Methods and results: We analysed the emergency medical system data of Berlin (West) from 1987-1991 with respect to all consecutive sudden deaths in subjects >18 years (n=24 061). There was a marked circadian variation of sudden death, with a minimum between 0 and 6 h and a maximum between 6 and 12 h (P<0.0001) for every day of the week. A minimum of events occurred on Sundays (n=3143), and a maximum on Mondays (n=3721), corresponding to a relative increase of 18.3% (P<0.0001). The increase was more pronounced (23.6%) in patients < or =65 than in patients >65 (15.7%). In addition, we found a significant seasonal variation (P<0.0001) in events, with a maximum during winter (December to February, n=6493), and a minimum during summer (June to August, n=5472), corresponding to a relative difference of 18.7%. The seasonal variation was more pronounced in patients >65 years.
Conclusion: The present analyses demonstrate marked variations in the occurrence of sudden death with peaks during morning hours, on Mondays, and during winter months.
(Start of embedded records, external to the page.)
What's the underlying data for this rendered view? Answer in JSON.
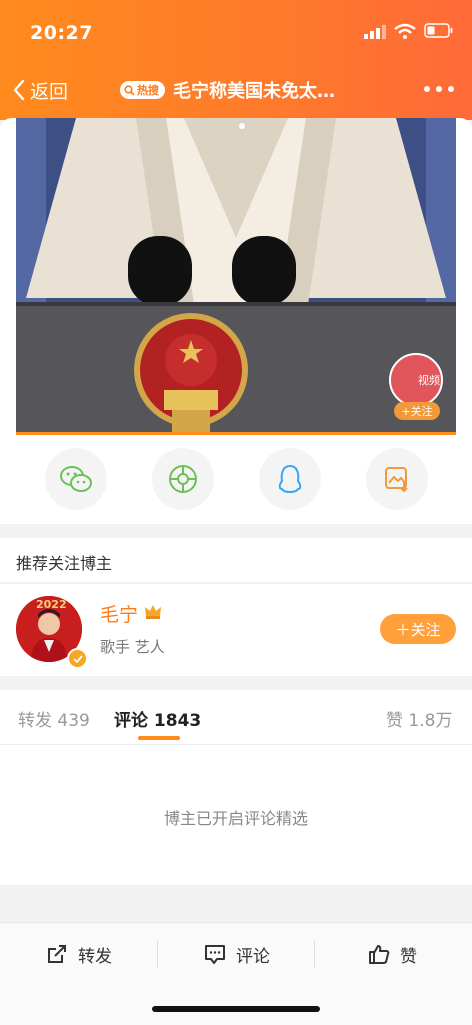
{
  "status_bar": {
    "time": "20:27"
  },
  "nav": {
    "back_label": "返回",
    "hot_badge": "热搜",
    "title": "毛宁称美国未免太…"
  },
  "video": {
    "watermark_label": "视频",
    "follow_label": "+关注"
  },
  "share": {
    "icons": [
      "wechat-icon",
      "moments-icon",
      "qq-icon",
      "save-image-icon"
    ]
  },
  "recommend": {
    "title": "推荐关注博主",
    "user": {
      "name": "毛宁",
      "tags": "歌手 艺人",
      "avatar_caption": "2022",
      "follow_label": "＋关注"
    }
  },
  "tabs": {
    "repost": "转发 439",
    "comment": "评论 1843",
    "like": "赞 1.8万"
  },
  "comments": {
    "placeholder": "博主已开启评论精选"
  },
  "bottom_bar": {
    "repost": "转发",
    "comment": "评论",
    "like": "赞"
  },
  "colors": {
    "accent": "#ff8a1d",
    "follow_button": "#ffa03a",
    "username": "#ff7a18"
  }
}
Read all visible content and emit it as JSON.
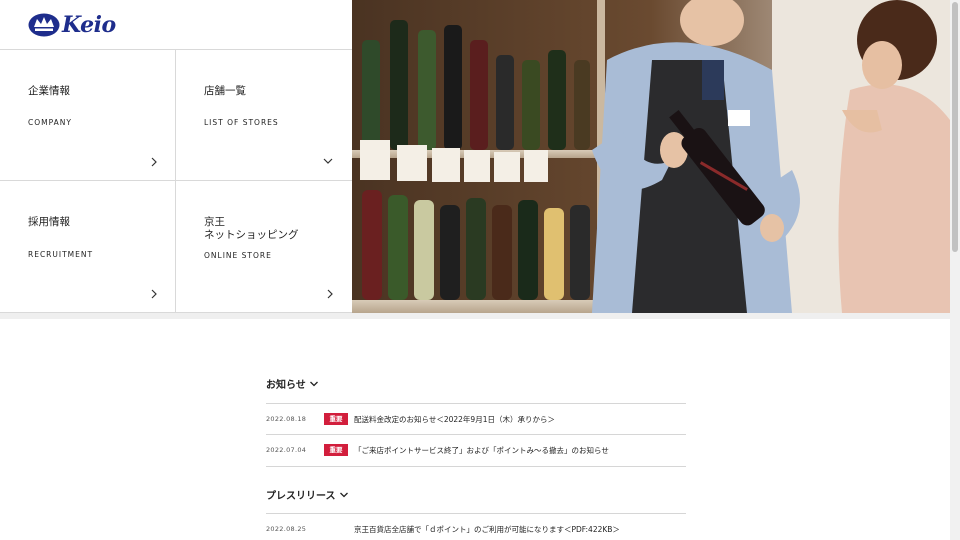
{
  "brand": {
    "name": "Keio",
    "color": "#1e2d8c"
  },
  "nav_tiles": [
    {
      "jp": "企業情報",
      "en": "COMPANY",
      "arrow": "chevron-right-icon"
    },
    {
      "jp": "店舗一覧",
      "en": "LIST OF STORES",
      "arrow": "chevron-down-icon"
    },
    {
      "jp": "採用情報",
      "en": "RECRUITMENT",
      "arrow": "chevron-right-icon"
    },
    {
      "jp": "京王\nネットショッピング",
      "en": "ONLINE STORE",
      "arrow": "chevron-right-icon"
    }
  ],
  "hero": {
    "subject": "staff-holding-wine-bottle-photo"
  },
  "news": {
    "title": "お知らせ",
    "badge_color": "#d21e3c",
    "items": [
      {
        "date": "2022.08.18",
        "badge": "重要",
        "text": "配送料金改定のお知らせ＜2022年9月1日（木）承りから＞"
      },
      {
        "date": "2022.07.04",
        "badge": "重要",
        "text": "「ご来店ポイントサービス終了」および「ポイントみ〜る撤去」のお知らせ"
      }
    ]
  },
  "press": {
    "title": "プレスリリース",
    "items": [
      {
        "date": "2022.08.25",
        "badge": "",
        "text": "京王百貨店全店舗で「ｄポイント」のご利用が可能になります＜PDF:422KB＞"
      }
    ]
  }
}
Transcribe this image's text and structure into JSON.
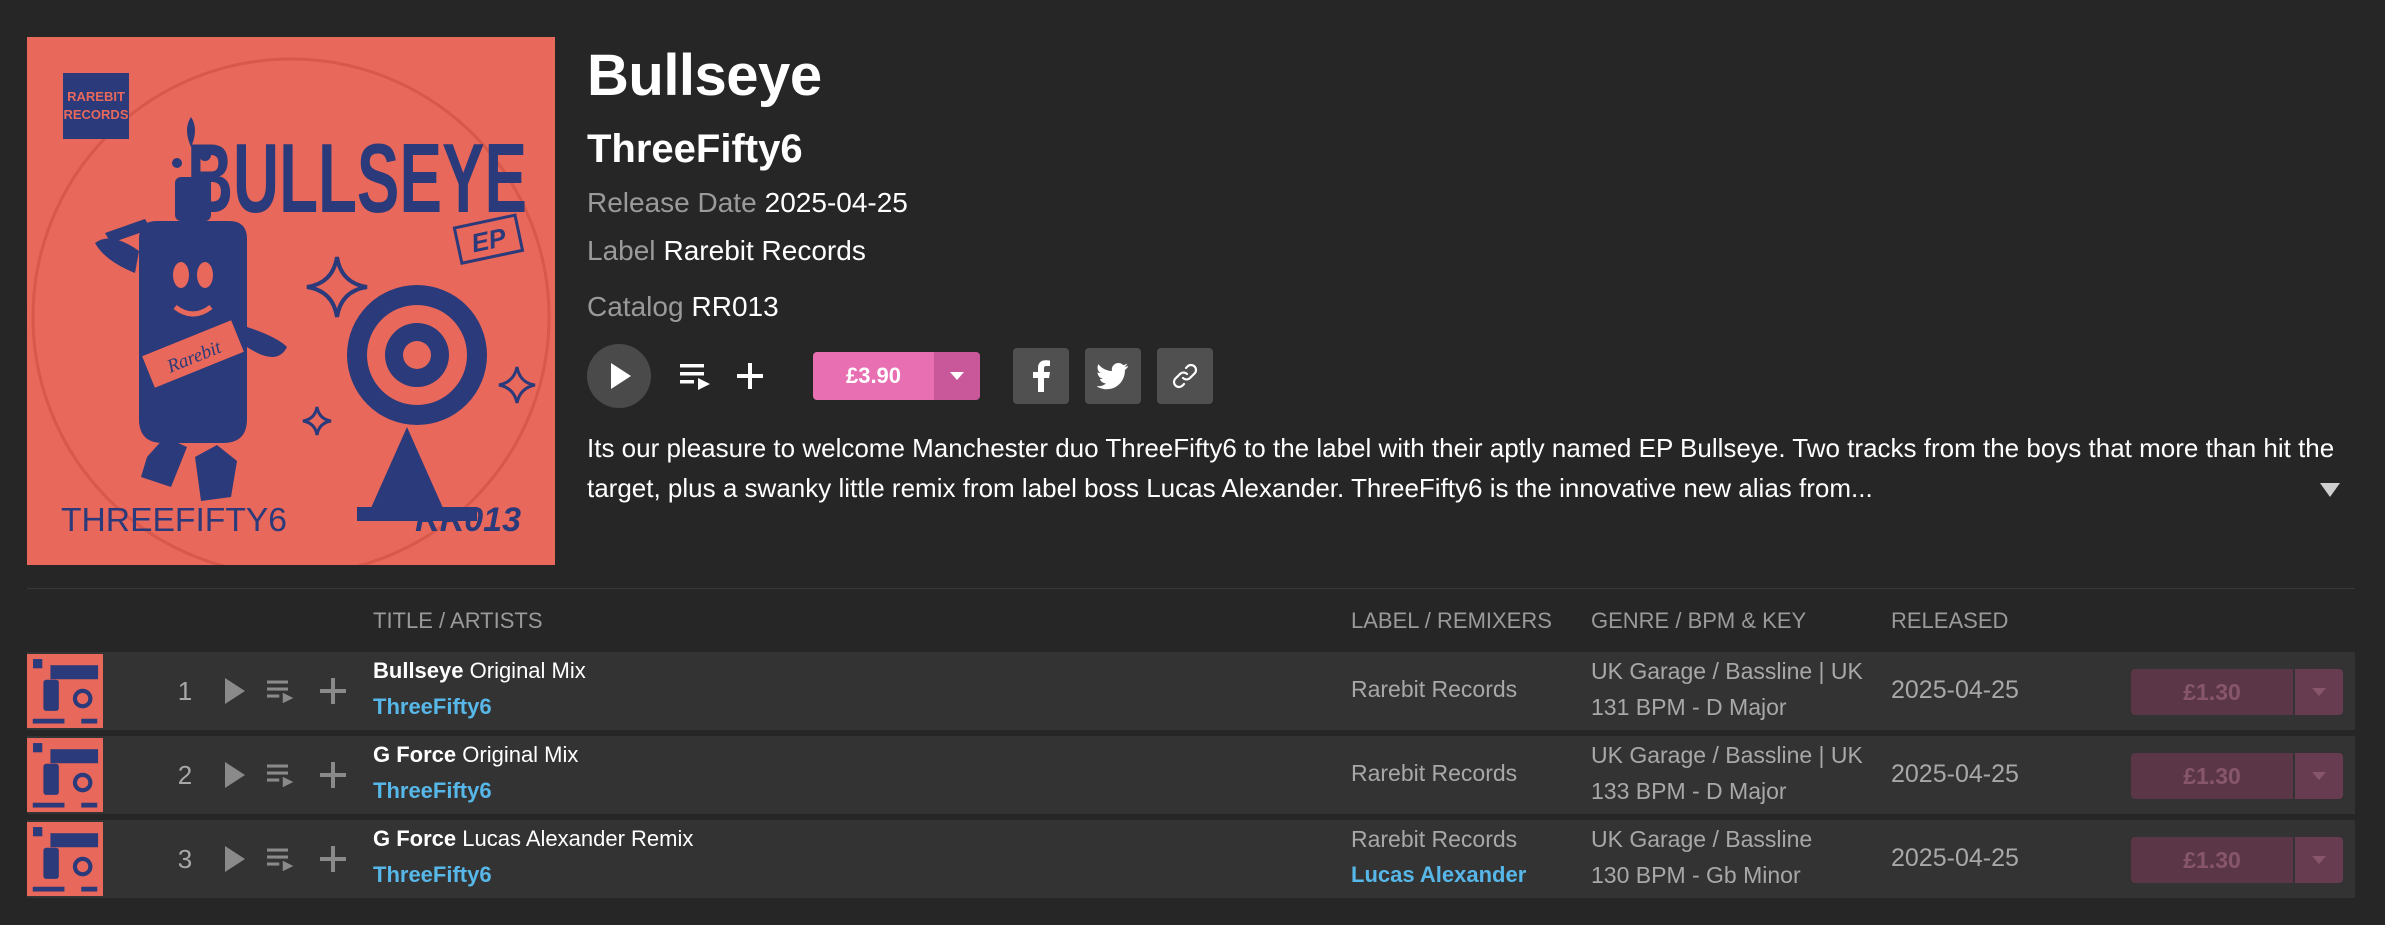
{
  "release": {
    "title": "Bullseye",
    "artist": "ThreeFifty6",
    "release_date_label": "Release Date",
    "release_date": "2025-04-25",
    "label_label": "Label",
    "label": "Rarebit Records",
    "catalog_label": "Catalog",
    "catalog": "RR013",
    "price": "£3.90",
    "description_line1": "Its our pleasure to welcome Manchester duo ThreeFifty6 to the label with their aptly named EP Bullseye. Two tracks from the boys that more than hit the",
    "description_line2": "target, plus a swanky little remix from label boss Lucas Alexander. ThreeFifty6 is the innovative new alias from..."
  },
  "cover_art": {
    "label_logo_line1": "RAREBIT",
    "label_logo_line2": "RECORDS",
    "title": "BULLSEYE",
    "ep": "EP",
    "artist": "THREEFIFTY6",
    "catalog": "RR013",
    "bottle_text": "Rarebit"
  },
  "table": {
    "headers": {
      "title": "TITLE / ARTISTS",
      "label": "LABEL / REMIXERS",
      "genre": "GENRE / BPM & KEY",
      "released": "RELEASED"
    },
    "tracks": [
      {
        "num": "1",
        "name": "Bullseye",
        "mix": "Original Mix",
        "artist": "ThreeFifty6",
        "label": "Rarebit Records",
        "remixer": "",
        "genre": "UK Garage / Bassline | UK Garage",
        "bpm_key": "131 BPM - D Major",
        "released": "2025-04-25",
        "price": "£1.30"
      },
      {
        "num": "2",
        "name": "G Force",
        "mix": "Original Mix",
        "artist": "ThreeFifty6",
        "label": "Rarebit Records",
        "remixer": "",
        "genre": "UK Garage / Bassline | UK Garage",
        "bpm_key": "133 BPM - D Major",
        "released": "2025-04-25",
        "price": "£1.30"
      },
      {
        "num": "3",
        "name": "G Force",
        "mix": "Lucas Alexander Remix",
        "artist": "ThreeFifty6",
        "label": "Rarebit Records",
        "remixer": "Lucas Alexander",
        "genre": "UK Garage / Bassline",
        "bpm_key": "130 BPM - Gb Minor",
        "released": "2025-04-25",
        "price": "£1.30"
      }
    ]
  },
  "icons": {
    "play": "play-icon",
    "queue": "add-to-queue-icon",
    "add": "plus-icon",
    "dropdown": "chevron-down-icon",
    "facebook": "facebook-icon",
    "twitter": "twitter-icon",
    "link": "link-icon",
    "expand": "triangle-down-icon"
  },
  "colors": {
    "background": "#262626",
    "row_background": "#333333",
    "accent_pink": "#e86fb1",
    "link_blue": "#57b7e8",
    "cover_red": "#e8685b",
    "cover_navy": "#2b3a7a"
  }
}
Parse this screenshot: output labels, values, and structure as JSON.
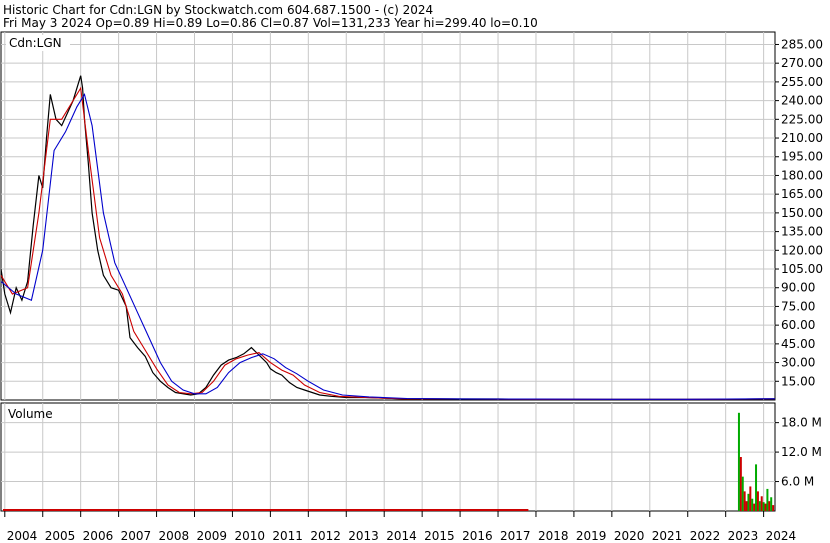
{
  "header": {
    "line1": "Historic Chart for Cdn:LGN by Stockwatch.com 604.687.1500 - (c) 2024",
    "line2": "Fri May  3 2024  Op=0.89  Hi=0.89  Lo=0.86  Cl=0.87  Vol=131,233  Year hi=299.40  lo=0.10"
  },
  "chart_data": [
    {
      "type": "line",
      "title": "Cdn:LGN",
      "ylim": [
        0,
        295
      ],
      "y_ticks": [
        15,
        30,
        45,
        60,
        75,
        90,
        105,
        120,
        135,
        150,
        165,
        180,
        195,
        210,
        225,
        240,
        255,
        270,
        285
      ],
      "y_tick_labels": [
        "15.00",
        "30.00",
        "45.00",
        "60.00",
        "75.00",
        "90.00",
        "105.00",
        "120.00",
        "135.00",
        "150.00",
        "165.00",
        "180.00",
        "195.00",
        "210.00",
        "225.00",
        "240.00",
        "255.00",
        "270.00",
        "285.00"
      ],
      "x_ticks": [
        2004,
        2005,
        2006,
        2007,
        2008,
        2009,
        2010,
        2011,
        2012,
        2013,
        2014,
        2015,
        2016,
        2017,
        2018,
        2019,
        2020,
        2021,
        2022,
        2023,
        2024
      ],
      "x_tick_labels": [
        "2004",
        "2005",
        "2006",
        "2007",
        "2008",
        "2009",
        "2010",
        "2011",
        "2012",
        "2013",
        "2014",
        "2015",
        "2016",
        "2017",
        "2018",
        "2019",
        "2020",
        "2021",
        "2022",
        "2023",
        "2024"
      ],
      "xlim": [
        2003.9,
        2024.3
      ],
      "grid": true,
      "series": [
        {
          "color": "#000000",
          "x": [
            2003.9,
            2004.0,
            2004.15,
            2004.3,
            2004.45,
            2004.6,
            2004.75,
            2004.9,
            2005.0,
            2005.1,
            2005.2,
            2005.35,
            2005.5,
            2005.65,
            2005.8,
            2005.95,
            2006.0,
            2006.05,
            2006.1,
            2006.2,
            2006.3,
            2006.45,
            2006.6,
            2006.8,
            2007.0,
            2007.2,
            2007.3,
            2007.5,
            2007.7,
            2007.9,
            2008.1,
            2008.3,
            2008.5,
            2008.7,
            2008.9,
            2009.1,
            2009.3,
            2009.5,
            2009.7,
            2009.9,
            2010.1,
            2010.3,
            2010.5,
            2010.7,
            2010.9,
            2011.0,
            2011.15,
            2011.3,
            2011.5,
            2011.7,
            2011.9,
            2012.1,
            2012.3,
            2012.6,
            2013.0,
            2013.5,
            2014.0,
            2014.5,
            2015.0,
            2016.0,
            2017.0,
            2018.0,
            2019.0,
            2020.0,
            2021.0,
            2022.0,
            2023.0,
            2023.5,
            2024.0,
            2024.3
          ],
          "y": [
            105,
            85,
            70,
            90,
            80,
            95,
            140,
            180,
            170,
            210,
            245,
            225,
            220,
            230,
            240,
            255,
            260,
            250,
            225,
            190,
            150,
            120,
            100,
            90,
            88,
            75,
            50,
            42,
            35,
            22,
            15,
            10,
            6,
            5,
            4,
            5,
            10,
            20,
            28,
            32,
            34,
            37,
            42,
            36,
            30,
            25,
            22,
            20,
            14,
            10,
            8,
            6,
            4,
            3,
            2,
            2,
            1.5,
            1,
            1,
            0.8,
            0.8,
            0.6,
            0.5,
            0.5,
            0.5,
            0.5,
            0.6,
            0.7,
            0.8,
            0.87
          ]
        },
        {
          "color": "#cc0000",
          "x": [
            2003.9,
            2004.2,
            2004.6,
            2004.9,
            2005.2,
            2005.5,
            2005.8,
            2006.0,
            2006.2,
            2006.5,
            2006.8,
            2007.1,
            2007.4,
            2007.7,
            2008.0,
            2008.3,
            2008.6,
            2008.9,
            2009.2,
            2009.5,
            2009.8,
            2010.1,
            2010.4,
            2010.7,
            2011.0,
            2011.3,
            2011.6,
            2011.9,
            2012.3,
            2012.8,
            2013.5,
            2014.5,
            2016.0,
            2018.0,
            2020.0,
            2022.0,
            2023.5,
            2024.3
          ],
          "y": [
            100,
            85,
            90,
            150,
            225,
            225,
            240,
            250,
            200,
            130,
            100,
            85,
            55,
            40,
            25,
            12,
            6,
            5,
            6,
            15,
            28,
            33,
            36,
            38,
            30,
            24,
            20,
            12,
            6,
            3,
            2,
            1,
            0.8,
            0.6,
            0.5,
            0.5,
            0.7,
            0.87
          ]
        },
        {
          "color": "#0000cc",
          "x": [
            2003.9,
            2004.3,
            2004.7,
            2005.0,
            2005.3,
            2005.6,
            2005.9,
            2006.1,
            2006.3,
            2006.6,
            2006.9,
            2007.2,
            2007.5,
            2007.8,
            2008.1,
            2008.4,
            2008.7,
            2009.0,
            2009.3,
            2009.6,
            2009.9,
            2010.2,
            2010.5,
            2010.8,
            2011.1,
            2011.4,
            2011.7,
            2012.0,
            2012.4,
            2012.9,
            2013.6,
            2014.6,
            2016.0,
            2018.0,
            2020.0,
            2022.0,
            2023.5,
            2024.3
          ],
          "y": [
            95,
            85,
            80,
            120,
            200,
            215,
            235,
            245,
            220,
            150,
            110,
            90,
            70,
            50,
            30,
            15,
            8,
            5,
            5,
            10,
            22,
            30,
            34,
            37,
            33,
            26,
            21,
            15,
            8,
            4,
            2.5,
            1.2,
            0.9,
            0.7,
            0.6,
            0.6,
            0.9,
            1.0
          ]
        }
      ]
    },
    {
      "type": "bar",
      "title": "Volume",
      "ylim": [
        0,
        22000000
      ],
      "y_ticks": [
        6000000,
        12000000,
        18000000
      ],
      "y_tick_labels": [
        "6.0 M",
        "12.0 M",
        "18.0 M"
      ],
      "x": [
        2023.35,
        2023.4,
        2023.45,
        2023.5,
        2023.55,
        2023.6,
        2023.65,
        2023.7,
        2023.75,
        2023.8,
        2023.85,
        2023.9,
        2023.95,
        2024.0,
        2024.05,
        2024.1,
        2024.15,
        2024.2,
        2024.25
      ],
      "values": [
        20000000,
        11000000,
        7000000,
        4000000,
        2000000,
        3500000,
        5000000,
        2500000,
        1500000,
        9500000,
        4000000,
        2000000,
        3000000,
        1800000,
        1500000,
        4500000,
        2000000,
        2800000,
        1200000
      ],
      "colors": [
        "#00aa00",
        "#cc0000",
        "#00aa00",
        "#cc0000",
        "#cc0000",
        "#00aa00",
        "#cc0000",
        "#00aa00",
        "#cc0000",
        "#00aa00",
        "#cc0000",
        "#00aa00",
        "#cc0000",
        "#00aa00",
        "#cc0000",
        "#00aa00",
        "#cc0000",
        "#00aa00",
        "#cc0000"
      ],
      "baseline_color": "#cc0000"
    }
  ]
}
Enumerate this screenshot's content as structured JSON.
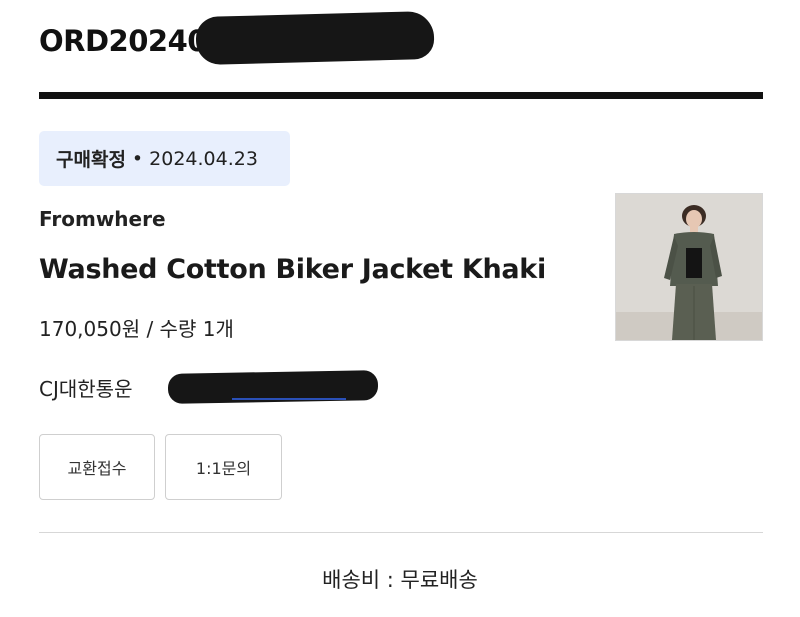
{
  "order": {
    "id_visible": "ORD202404"
  },
  "status": {
    "label": "구매확정",
    "separator": "•",
    "date": "2024.04.23"
  },
  "product": {
    "brand": "Fromwhere",
    "name": "Washed Cotton Biker Jacket Khaki",
    "price_line": "170,050원 / 수량 1개",
    "thumbnail_alt": "product-photo"
  },
  "delivery": {
    "courier": "CJ대한통운"
  },
  "actions": {
    "exchange_label": "교환접수",
    "inquiry_label": "1:1문의"
  },
  "shipping": {
    "fee_text": "배송비 : 무료배송"
  },
  "colors": {
    "badge_bg": "#e8effd",
    "link_blue": "#2a50b8",
    "text": "#1a1a1a"
  }
}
The findings suggest that the onset of sudden death may be associated with endogenous rhythms and external factors including climatic conditions.
Copyright 2000 The European Society of Cardiology.